Data:

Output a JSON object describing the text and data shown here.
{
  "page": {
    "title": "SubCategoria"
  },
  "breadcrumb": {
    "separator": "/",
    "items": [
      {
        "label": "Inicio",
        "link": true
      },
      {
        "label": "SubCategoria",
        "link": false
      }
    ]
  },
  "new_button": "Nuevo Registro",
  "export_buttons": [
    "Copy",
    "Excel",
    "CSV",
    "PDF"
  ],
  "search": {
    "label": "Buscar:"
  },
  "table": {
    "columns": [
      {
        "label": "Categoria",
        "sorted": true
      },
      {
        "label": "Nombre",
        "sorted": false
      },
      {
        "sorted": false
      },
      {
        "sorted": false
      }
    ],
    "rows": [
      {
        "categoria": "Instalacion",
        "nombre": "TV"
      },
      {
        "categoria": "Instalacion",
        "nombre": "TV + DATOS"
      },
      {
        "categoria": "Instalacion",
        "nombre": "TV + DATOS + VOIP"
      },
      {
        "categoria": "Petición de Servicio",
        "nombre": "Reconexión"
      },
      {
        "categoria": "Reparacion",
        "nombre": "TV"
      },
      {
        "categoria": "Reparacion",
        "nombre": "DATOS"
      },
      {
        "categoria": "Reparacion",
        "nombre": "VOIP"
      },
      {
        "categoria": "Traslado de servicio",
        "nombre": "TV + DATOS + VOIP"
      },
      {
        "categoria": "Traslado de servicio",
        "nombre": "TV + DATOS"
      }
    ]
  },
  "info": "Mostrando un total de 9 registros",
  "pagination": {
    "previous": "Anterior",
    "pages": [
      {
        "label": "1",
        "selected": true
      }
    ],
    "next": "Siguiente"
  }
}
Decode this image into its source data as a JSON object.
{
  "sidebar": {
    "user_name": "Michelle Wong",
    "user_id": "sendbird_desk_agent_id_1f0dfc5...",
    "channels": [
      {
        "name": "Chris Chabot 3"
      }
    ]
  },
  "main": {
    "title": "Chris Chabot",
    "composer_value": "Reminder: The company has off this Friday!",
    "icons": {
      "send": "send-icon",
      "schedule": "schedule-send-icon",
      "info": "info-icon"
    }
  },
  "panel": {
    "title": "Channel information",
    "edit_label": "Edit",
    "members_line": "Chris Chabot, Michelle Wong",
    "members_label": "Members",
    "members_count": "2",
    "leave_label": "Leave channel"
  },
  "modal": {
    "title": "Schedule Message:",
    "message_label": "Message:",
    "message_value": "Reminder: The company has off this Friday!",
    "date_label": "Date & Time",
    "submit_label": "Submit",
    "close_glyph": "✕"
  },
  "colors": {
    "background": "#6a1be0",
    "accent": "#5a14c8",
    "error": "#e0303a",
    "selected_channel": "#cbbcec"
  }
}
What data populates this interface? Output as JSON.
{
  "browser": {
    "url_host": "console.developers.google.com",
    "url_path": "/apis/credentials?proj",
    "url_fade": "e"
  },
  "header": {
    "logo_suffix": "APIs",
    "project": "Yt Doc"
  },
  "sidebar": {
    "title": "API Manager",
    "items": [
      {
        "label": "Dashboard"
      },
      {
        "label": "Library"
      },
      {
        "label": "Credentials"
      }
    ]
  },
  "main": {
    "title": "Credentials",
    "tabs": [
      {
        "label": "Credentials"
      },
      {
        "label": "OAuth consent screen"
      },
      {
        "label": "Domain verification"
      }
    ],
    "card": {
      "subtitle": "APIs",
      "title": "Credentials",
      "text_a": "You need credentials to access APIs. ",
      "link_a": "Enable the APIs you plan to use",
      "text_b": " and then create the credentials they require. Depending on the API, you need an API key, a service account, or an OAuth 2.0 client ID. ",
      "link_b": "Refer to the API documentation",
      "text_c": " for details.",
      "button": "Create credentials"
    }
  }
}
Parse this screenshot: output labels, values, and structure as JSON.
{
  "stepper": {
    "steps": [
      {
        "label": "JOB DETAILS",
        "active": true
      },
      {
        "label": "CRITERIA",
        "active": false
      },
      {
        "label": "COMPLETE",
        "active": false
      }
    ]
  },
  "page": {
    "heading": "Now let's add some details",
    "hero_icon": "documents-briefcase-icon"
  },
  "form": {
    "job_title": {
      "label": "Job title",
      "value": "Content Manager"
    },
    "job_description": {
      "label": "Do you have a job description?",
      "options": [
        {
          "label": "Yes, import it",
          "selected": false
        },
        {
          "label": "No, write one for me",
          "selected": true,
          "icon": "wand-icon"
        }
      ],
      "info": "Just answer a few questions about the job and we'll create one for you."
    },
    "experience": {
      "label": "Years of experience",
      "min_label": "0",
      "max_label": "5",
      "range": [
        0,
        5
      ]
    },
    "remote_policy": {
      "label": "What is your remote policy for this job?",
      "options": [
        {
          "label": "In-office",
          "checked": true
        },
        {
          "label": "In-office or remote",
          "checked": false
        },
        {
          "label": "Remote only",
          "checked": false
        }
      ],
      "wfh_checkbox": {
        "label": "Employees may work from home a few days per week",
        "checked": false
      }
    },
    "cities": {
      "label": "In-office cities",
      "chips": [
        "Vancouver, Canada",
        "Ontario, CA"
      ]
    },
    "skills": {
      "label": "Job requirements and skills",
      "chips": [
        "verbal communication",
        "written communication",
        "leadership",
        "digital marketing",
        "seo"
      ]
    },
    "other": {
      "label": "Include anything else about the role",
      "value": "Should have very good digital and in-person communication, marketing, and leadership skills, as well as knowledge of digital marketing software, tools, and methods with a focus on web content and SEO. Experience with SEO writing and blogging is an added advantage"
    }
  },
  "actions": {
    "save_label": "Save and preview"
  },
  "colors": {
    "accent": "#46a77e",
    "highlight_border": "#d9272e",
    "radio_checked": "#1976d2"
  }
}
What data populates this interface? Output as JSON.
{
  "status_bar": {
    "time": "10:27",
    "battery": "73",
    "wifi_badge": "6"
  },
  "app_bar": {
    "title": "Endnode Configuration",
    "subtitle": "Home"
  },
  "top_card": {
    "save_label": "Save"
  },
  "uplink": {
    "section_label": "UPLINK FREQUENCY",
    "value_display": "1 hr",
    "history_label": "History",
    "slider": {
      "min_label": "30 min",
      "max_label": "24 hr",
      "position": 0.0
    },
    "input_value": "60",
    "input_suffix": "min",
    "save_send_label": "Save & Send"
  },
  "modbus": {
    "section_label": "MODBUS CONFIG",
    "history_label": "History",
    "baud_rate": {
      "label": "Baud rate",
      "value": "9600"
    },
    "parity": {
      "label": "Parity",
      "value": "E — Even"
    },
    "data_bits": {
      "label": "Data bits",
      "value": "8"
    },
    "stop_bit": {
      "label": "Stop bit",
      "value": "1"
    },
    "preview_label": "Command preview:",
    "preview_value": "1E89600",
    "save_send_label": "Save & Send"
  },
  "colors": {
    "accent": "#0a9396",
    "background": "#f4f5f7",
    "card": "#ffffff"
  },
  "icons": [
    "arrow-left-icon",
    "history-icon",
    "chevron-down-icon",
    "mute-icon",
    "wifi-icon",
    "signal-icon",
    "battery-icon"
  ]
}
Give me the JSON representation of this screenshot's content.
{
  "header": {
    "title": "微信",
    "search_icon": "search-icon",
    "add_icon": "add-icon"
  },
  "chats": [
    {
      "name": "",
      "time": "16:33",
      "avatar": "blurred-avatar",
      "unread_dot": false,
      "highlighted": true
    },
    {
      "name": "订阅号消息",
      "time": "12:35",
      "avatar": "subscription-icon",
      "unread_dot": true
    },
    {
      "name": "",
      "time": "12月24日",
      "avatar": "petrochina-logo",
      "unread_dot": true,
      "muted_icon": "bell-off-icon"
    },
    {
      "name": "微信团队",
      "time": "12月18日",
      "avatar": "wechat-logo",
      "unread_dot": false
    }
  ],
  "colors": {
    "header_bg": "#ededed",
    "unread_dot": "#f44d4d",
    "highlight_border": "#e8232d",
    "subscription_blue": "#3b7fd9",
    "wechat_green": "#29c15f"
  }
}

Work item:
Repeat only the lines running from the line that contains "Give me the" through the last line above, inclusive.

Written response:
Give me the JSON representation of this screenshot's content.
{
  "header": {
    "title": "微信",
    "search_icon": "search-icon",
    "add_icon": "add-icon"
  },
  "chats": [
    {
      "name": "",
      "time": "16:33",
      "avatar": "blurred-avatar",
      "unread_dot": false,
      "highlighted": true
    },
    {
      "name": "订阅号消息",
      "time": "12:35",
      "avatar": "subscription-icon",
      "unread_dot": true
    },
    {
      "name": "",
      "time": "12月24日",
      "avatar": "petrochina-logo",
      "unread_dot": true,
      "muted_icon": "bell-off-icon"
    },
    {
      "name": "微信团队",
      "time": "12月18日",
      "avatar": "wechat-logo",
      "unread_dot": false
    }
  ],
  "colors": {
    "header_bg": "#ededed",
    "unread_dot": "#f44d4d",
    "highlight_border": "#e8232d",
    "subscription_blue": "#3b7fd9",
    "wechat_green": "#29c15f"
  }
}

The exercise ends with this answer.